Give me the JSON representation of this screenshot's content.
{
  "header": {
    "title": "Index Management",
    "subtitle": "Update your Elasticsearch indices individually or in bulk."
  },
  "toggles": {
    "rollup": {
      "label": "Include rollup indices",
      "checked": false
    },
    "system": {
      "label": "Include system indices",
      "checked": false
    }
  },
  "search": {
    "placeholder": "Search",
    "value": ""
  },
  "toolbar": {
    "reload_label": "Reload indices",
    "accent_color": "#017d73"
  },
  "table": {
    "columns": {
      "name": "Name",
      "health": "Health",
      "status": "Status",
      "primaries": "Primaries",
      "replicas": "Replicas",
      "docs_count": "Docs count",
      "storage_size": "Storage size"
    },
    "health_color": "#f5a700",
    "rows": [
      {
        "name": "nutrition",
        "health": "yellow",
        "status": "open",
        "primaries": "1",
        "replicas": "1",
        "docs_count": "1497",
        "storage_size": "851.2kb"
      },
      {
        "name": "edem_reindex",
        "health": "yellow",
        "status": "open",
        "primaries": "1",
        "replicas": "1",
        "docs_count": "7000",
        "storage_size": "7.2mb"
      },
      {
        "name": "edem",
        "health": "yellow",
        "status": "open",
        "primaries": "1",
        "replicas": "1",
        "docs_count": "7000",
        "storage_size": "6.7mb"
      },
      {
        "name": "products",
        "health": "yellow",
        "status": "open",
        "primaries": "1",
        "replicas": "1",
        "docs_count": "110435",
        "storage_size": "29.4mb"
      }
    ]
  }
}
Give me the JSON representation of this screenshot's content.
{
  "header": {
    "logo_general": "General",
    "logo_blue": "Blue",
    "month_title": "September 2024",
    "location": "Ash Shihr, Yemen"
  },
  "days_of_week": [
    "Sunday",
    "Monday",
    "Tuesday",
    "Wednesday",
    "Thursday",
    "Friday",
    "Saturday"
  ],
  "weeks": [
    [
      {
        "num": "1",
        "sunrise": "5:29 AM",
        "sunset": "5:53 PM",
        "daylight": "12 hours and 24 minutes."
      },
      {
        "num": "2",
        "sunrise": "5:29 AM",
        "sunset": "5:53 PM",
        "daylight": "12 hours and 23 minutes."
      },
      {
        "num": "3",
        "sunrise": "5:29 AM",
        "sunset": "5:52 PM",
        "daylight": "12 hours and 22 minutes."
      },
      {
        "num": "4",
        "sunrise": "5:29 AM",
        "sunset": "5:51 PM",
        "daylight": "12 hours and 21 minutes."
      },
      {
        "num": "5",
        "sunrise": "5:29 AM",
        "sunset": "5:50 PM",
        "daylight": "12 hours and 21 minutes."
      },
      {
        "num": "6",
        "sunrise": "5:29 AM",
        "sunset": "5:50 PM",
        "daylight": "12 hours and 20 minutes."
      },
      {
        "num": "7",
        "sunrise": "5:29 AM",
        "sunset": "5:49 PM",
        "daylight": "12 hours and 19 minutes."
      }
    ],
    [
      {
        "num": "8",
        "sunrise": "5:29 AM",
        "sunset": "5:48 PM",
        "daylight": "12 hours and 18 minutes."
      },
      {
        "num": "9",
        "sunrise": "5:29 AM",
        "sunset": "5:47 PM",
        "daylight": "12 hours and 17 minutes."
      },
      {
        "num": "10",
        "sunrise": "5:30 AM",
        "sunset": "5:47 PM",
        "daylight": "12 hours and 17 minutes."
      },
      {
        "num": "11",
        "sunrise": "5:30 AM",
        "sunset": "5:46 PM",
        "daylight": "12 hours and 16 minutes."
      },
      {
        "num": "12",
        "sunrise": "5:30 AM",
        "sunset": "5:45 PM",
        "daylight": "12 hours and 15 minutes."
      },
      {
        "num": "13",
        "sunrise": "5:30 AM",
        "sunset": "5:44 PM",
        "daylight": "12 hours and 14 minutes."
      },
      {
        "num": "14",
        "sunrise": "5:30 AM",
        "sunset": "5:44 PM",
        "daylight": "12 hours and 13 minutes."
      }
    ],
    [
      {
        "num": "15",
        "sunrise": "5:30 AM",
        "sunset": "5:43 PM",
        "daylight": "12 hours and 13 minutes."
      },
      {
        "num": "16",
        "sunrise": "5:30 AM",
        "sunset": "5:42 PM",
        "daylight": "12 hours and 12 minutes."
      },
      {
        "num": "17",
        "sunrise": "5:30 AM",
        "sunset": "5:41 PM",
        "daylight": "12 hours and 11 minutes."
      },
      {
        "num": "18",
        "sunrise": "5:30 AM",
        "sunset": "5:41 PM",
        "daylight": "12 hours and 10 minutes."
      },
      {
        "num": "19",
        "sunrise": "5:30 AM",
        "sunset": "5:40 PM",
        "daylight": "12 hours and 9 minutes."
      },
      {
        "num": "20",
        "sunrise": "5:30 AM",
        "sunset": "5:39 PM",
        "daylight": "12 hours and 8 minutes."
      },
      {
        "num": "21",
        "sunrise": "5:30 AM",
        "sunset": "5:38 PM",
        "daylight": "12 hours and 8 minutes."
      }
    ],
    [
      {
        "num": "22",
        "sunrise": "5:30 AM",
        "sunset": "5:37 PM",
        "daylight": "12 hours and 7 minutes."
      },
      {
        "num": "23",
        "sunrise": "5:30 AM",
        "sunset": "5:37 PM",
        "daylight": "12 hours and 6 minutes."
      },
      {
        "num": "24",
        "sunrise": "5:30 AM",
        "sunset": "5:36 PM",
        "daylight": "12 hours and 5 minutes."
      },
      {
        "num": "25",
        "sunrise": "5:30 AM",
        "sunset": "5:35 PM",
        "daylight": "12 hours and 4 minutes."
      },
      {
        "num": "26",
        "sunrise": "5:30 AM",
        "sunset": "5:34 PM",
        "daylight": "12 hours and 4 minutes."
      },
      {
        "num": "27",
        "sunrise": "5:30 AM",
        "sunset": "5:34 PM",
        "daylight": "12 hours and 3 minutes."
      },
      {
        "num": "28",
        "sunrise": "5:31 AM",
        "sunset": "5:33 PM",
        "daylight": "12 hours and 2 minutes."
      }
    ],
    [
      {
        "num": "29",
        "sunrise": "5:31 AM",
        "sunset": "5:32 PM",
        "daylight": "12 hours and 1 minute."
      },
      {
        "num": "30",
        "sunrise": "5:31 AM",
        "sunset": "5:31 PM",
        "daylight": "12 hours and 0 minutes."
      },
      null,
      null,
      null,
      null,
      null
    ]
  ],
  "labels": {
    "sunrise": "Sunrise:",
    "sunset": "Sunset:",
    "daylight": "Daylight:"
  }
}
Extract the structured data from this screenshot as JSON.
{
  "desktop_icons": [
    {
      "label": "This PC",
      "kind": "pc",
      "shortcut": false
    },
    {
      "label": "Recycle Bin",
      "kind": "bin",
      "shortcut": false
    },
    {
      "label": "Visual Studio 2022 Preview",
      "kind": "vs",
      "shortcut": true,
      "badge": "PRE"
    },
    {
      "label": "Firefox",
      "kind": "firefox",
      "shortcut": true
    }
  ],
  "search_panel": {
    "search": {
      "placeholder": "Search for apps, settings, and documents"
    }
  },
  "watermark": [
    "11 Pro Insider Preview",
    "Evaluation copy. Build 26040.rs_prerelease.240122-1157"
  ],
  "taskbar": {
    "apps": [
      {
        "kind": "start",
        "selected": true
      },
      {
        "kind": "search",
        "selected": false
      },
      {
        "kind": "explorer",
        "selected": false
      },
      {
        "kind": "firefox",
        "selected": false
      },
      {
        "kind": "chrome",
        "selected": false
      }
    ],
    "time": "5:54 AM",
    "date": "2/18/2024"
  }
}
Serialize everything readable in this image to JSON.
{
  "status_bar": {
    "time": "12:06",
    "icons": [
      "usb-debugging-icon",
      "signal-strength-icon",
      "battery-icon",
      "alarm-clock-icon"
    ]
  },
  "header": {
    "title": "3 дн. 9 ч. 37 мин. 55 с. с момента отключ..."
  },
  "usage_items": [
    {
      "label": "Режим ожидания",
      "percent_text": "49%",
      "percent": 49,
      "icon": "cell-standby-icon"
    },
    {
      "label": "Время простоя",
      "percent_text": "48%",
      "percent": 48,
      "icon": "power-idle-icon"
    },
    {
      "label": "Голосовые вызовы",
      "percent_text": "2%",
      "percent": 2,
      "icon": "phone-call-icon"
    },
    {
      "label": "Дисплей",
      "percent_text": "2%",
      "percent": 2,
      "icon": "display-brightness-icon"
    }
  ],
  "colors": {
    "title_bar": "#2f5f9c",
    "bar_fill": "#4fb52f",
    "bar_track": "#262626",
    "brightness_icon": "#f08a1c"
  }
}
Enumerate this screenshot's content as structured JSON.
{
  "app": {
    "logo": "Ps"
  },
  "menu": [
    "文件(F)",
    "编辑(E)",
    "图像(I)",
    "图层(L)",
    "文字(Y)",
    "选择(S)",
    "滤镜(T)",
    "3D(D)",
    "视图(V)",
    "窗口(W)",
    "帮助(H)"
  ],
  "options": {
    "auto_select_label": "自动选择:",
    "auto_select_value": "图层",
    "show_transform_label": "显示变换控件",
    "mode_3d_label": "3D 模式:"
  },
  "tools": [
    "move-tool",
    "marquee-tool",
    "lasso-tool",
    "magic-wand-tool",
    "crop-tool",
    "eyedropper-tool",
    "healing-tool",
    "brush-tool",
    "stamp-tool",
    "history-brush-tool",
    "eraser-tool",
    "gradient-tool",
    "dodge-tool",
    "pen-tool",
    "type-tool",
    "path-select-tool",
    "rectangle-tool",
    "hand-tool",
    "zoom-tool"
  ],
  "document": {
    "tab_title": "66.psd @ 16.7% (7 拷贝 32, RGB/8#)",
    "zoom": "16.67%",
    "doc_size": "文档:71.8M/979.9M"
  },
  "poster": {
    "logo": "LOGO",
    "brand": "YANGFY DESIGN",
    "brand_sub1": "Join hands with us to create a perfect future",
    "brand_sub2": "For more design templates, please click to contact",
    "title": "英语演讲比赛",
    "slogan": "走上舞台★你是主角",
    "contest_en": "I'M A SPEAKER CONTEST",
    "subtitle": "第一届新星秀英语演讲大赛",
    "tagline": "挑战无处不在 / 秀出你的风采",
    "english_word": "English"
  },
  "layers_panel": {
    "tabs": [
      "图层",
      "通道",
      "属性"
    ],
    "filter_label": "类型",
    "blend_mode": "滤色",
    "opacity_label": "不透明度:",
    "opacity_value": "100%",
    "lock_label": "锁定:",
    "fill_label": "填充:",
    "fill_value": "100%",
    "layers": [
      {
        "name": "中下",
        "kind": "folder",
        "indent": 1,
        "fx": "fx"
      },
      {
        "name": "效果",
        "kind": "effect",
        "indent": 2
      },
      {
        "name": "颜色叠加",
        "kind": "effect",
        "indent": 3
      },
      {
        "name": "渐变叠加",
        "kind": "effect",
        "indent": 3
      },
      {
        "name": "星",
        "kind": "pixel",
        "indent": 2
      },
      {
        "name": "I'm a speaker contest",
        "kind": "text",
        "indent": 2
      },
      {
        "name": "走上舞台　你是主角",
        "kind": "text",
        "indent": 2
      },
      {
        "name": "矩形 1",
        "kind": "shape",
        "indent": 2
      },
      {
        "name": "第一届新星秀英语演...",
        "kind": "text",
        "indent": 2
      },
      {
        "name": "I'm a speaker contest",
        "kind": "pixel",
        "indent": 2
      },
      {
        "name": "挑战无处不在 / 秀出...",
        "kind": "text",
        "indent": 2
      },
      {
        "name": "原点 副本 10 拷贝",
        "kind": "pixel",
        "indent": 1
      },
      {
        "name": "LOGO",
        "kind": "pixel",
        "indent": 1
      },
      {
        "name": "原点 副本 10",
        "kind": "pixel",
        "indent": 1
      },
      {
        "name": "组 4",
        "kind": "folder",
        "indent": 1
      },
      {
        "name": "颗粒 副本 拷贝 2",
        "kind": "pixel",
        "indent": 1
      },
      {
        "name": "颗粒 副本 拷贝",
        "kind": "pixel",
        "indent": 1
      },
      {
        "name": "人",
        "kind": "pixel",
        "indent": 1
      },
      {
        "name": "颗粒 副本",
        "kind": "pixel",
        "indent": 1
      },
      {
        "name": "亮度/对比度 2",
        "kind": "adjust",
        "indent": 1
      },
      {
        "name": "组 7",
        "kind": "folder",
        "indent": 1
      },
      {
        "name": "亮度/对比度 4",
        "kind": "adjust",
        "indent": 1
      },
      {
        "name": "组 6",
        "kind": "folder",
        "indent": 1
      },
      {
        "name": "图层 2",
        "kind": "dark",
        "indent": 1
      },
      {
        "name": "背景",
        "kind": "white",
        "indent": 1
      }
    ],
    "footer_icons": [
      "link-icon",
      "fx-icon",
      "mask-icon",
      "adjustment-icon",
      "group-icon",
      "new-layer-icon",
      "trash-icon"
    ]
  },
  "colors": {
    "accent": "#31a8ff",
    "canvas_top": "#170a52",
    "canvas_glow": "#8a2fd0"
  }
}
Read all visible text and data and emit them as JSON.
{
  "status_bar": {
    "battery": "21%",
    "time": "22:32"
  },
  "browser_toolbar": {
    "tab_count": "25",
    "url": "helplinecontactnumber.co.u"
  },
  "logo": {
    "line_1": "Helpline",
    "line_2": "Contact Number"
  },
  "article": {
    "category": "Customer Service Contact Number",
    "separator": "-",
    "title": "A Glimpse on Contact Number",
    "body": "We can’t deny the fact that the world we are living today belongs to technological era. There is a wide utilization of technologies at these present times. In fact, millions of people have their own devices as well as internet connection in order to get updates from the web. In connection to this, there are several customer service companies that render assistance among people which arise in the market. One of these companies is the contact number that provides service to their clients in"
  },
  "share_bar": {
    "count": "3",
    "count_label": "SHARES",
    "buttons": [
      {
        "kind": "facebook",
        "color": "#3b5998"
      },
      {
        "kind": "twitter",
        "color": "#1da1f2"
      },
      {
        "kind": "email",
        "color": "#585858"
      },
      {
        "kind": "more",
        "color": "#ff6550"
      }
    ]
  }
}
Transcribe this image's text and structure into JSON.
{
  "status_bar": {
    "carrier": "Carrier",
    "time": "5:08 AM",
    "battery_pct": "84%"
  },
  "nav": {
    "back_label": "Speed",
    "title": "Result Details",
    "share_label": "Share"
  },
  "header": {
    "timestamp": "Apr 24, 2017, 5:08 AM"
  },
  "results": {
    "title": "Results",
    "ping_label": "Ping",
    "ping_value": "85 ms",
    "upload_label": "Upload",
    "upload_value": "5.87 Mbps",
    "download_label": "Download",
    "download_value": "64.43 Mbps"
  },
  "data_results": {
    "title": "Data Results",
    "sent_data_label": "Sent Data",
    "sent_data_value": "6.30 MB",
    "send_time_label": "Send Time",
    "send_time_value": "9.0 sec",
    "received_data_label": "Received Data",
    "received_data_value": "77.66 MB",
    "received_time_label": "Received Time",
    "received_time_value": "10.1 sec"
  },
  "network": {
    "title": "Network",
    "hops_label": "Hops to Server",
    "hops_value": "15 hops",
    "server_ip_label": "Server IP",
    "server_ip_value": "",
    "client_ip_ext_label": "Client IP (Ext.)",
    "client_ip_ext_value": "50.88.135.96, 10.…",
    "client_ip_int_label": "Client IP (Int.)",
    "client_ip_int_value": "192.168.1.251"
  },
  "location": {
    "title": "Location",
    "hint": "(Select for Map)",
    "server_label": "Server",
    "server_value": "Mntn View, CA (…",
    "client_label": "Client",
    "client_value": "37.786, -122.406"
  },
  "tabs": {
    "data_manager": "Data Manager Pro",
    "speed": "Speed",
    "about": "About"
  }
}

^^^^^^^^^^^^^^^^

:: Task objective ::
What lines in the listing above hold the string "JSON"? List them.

:: Task output ::
Give me the JSON representation of this screenshot's content.
Give me the JSON representation of this screenshot's content.
Extract the structured data from this screenshot as JSON.
Serialize everything readable in this image to JSON.
Enumerate this screenshot's content as structured JSON.
Read all visible text and data and emit them as JSON.
Transcribe this image's text and structure into JSON.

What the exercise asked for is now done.